PROVIDED DATA:

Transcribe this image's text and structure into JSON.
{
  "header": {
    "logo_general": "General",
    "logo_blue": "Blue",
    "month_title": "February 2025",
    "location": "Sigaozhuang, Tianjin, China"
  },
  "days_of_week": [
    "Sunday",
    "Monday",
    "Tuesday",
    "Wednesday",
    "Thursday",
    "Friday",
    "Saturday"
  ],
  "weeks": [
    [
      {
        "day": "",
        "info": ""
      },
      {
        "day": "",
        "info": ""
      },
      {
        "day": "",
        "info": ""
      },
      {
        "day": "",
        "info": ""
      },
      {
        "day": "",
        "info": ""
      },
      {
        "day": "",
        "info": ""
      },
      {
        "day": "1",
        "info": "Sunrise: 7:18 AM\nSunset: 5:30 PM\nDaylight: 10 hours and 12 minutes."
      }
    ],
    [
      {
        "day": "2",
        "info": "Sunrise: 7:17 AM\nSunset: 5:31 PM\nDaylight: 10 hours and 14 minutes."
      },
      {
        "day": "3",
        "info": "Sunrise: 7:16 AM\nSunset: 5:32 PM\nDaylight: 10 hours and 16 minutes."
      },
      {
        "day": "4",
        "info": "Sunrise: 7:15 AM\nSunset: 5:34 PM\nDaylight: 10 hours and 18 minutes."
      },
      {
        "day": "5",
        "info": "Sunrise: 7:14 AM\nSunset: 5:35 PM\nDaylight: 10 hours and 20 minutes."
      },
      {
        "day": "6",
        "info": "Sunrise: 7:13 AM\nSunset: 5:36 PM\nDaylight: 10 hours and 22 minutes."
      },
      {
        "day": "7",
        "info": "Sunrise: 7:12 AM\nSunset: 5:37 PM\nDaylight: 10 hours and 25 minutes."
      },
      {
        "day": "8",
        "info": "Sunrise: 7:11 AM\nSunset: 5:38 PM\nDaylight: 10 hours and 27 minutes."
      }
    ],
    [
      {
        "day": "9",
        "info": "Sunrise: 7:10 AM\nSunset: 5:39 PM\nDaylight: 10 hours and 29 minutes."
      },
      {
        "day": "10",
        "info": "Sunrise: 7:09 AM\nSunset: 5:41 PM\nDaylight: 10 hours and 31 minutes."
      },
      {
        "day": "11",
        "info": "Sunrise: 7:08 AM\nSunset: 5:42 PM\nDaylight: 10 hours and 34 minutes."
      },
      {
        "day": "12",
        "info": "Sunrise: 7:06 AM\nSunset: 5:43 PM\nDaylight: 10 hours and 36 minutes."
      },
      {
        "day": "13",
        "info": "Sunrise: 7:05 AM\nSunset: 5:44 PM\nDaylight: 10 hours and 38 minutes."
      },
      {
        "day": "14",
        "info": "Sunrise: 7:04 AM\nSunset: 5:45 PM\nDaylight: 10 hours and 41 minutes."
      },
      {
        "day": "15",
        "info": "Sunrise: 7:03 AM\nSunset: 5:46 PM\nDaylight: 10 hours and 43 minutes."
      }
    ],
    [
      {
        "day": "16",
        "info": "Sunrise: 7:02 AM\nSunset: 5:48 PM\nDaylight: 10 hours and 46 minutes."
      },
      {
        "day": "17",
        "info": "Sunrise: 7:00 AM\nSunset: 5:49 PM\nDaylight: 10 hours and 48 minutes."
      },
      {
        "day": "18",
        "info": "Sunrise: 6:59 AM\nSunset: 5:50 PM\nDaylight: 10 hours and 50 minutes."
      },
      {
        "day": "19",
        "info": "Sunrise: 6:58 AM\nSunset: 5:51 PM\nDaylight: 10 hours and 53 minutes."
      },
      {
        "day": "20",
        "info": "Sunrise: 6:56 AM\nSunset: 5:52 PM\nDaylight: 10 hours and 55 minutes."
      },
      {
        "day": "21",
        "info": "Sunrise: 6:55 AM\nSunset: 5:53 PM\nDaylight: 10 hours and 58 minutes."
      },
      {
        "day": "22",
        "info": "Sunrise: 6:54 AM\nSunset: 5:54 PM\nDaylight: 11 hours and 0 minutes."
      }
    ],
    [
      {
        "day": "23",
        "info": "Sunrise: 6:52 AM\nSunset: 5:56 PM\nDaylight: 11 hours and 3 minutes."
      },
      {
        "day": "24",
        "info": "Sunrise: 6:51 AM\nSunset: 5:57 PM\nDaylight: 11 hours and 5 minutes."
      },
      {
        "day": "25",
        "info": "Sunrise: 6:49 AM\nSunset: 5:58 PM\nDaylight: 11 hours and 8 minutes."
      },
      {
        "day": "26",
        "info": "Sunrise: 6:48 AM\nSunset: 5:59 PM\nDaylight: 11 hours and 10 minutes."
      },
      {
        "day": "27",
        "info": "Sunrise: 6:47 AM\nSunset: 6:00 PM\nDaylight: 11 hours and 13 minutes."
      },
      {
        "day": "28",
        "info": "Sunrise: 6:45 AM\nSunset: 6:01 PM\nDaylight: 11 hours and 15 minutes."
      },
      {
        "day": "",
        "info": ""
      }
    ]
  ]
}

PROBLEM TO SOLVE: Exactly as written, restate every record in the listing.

YOUR SOLUTION:
Transcribe this image's text and structure into JSON.
{
  "header": {
    "logo_general": "General",
    "logo_blue": "Blue",
    "month_title": "February 2025",
    "location": "Sigaozhuang, Tianjin, China"
  },
  "days_of_week": [
    "Sunday",
    "Monday",
    "Tuesday",
    "Wednesday",
    "Thursday",
    "Friday",
    "Saturday"
  ],
  "weeks": [
    [
      {
        "day": "",
        "info": ""
      },
      {
        "day": "",
        "info": ""
      },
      {
        "day": "",
        "info": ""
      },
      {
        "day": "",
        "info": ""
      },
      {
        "day": "",
        "info": ""
      },
      {
        "day": "",
        "info": ""
      },
      {
        "day": "1",
        "info": "Sunrise: 7:18 AM\nSunset: 5:30 PM\nDaylight: 10 hours and 12 minutes."
      }
    ],
    [
      {
        "day": "2",
        "info": "Sunrise: 7:17 AM\nSunset: 5:31 PM\nDaylight: 10 hours and 14 minutes."
      },
      {
        "day": "3",
        "info": "Sunrise: 7:16 AM\nSunset: 5:32 PM\nDaylight: 10 hours and 16 minutes."
      },
      {
        "day": "4",
        "info": "Sunrise: 7:15 AM\nSunset: 5:34 PM\nDaylight: 10 hours and 18 minutes."
      },
      {
        "day": "5",
        "info": "Sunrise: 7:14 AM\nSunset: 5:35 PM\nDaylight: 10 hours and 20 minutes."
      },
      {
        "day": "6",
        "info": "Sunrise: 7:13 AM\nSunset: 5:36 PM\nDaylight: 10 hours and 22 minutes."
      },
      {
        "day": "7",
        "info": "Sunrise: 7:12 AM\nSunset: 5:37 PM\nDaylight: 10 hours and 25 minutes."
      },
      {
        "day": "8",
        "info": "Sunrise: 7:11 AM\nSunset: 5:38 PM\nDaylight: 10 hours and 27 minutes."
      }
    ],
    [
      {
        "day": "9",
        "info": "Sunrise: 7:10 AM\nSunset: 5:39 PM\nDaylight: 10 hours and 29 minutes."
      },
      {
        "day": "10",
        "info": "Sunrise: 7:09 AM\nSunset: 5:41 PM\nDaylight: 10 hours and 31 minutes."
      },
      {
        "day": "11",
        "info": "Sunrise: 7:08 AM\nSunset: 5:42 PM\nDaylight: 10 hours and 34 minutes."
      },
      {
        "day": "12",
        "info": "Sunrise: 7:06 AM\nSunset: 5:43 PM\nDaylight: 10 hours and 36 minutes."
      },
      {
        "day": "13",
        "info": "Sunrise: 7:05 AM\nSunset: 5:44 PM\nDaylight: 10 hours and 38 minutes."
      },
      {
        "day": "14",
        "info": "Sunrise: 7:04 AM\nSunset: 5:45 PM\nDaylight: 10 hours and 41 minutes."
      },
      {
        "day": "15",
        "info": "Sunrise: 7:03 AM\nSunset: 5:46 PM\nDaylight: 10 hours and 43 minutes."
      }
    ],
    [
      {
        "day": "16",
        "info": "Sunrise: 7:02 AM\nSunset: 5:48 PM\nDaylight: 10 hours and 46 minutes."
      },
      {
        "day": "17",
        "info": "Sunrise: 7:00 AM\nSunset: 5:49 PM\nDaylight: 10 hours and 48 minutes."
      },
      {
        "day": "18",
        "info": "Sunrise: 6:59 AM\nSunset: 5:50 PM\nDaylight: 10 hours and 50 minutes."
      },
      {
        "day": "19",
        "info": "Sunrise: 6:58 AM\nSunset: 5:51 PM\nDaylight: 10 hours and 53 minutes."
      },
      {
        "day": "20",
        "info": "Sunrise: 6:56 AM\nSunset: 5:52 PM\nDaylight: 10 hours and 55 minutes."
      },
      {
        "day": "21",
        "info": "Sunrise: 6:55 AM\nSunset: 5:53 PM\nDaylight: 10 hours and 58 minutes."
      },
      {
        "day": "22",
        "info": "Sunrise: 6:54 AM\nSunset: 5:54 PM\nDaylight: 11 hours and 0 minutes."
      }
    ],
    [
      {
        "day": "23",
        "info": "Sunrise: 6:52 AM\nSunset: 5:56 PM\nDaylight: 11 hours and 3 minutes."
      },
      {
        "day": "24",
        "info": "Sunrise: 6:51 AM\nSunset: 5:57 PM\nDaylight: 11 hours and 5 minutes."
      },
      {
        "day": "25",
        "info": "Sunrise: 6:49 AM\nSunset: 5:58 PM\nDaylight: 11 hours and 8 minutes."
      },
      {
        "day": "26",
        "info": "Sunrise: 6:48 AM\nSunset: 5:59 PM\nDaylight: 11 hours and 10 minutes."
      },
      {
        "day": "27",
        "info": "Sunrise: 6:47 AM\nSunset: 6:00 PM\nDaylight: 11 hours and 13 minutes."
      },
      {
        "day": "28",
        "info": "Sunrise: 6:45 AM\nSunset: 6:01 PM\nDaylight: 11 hours and 15 minutes."
      },
      {
        "day": "",
        "info": ""
      }
    ]
  ]
}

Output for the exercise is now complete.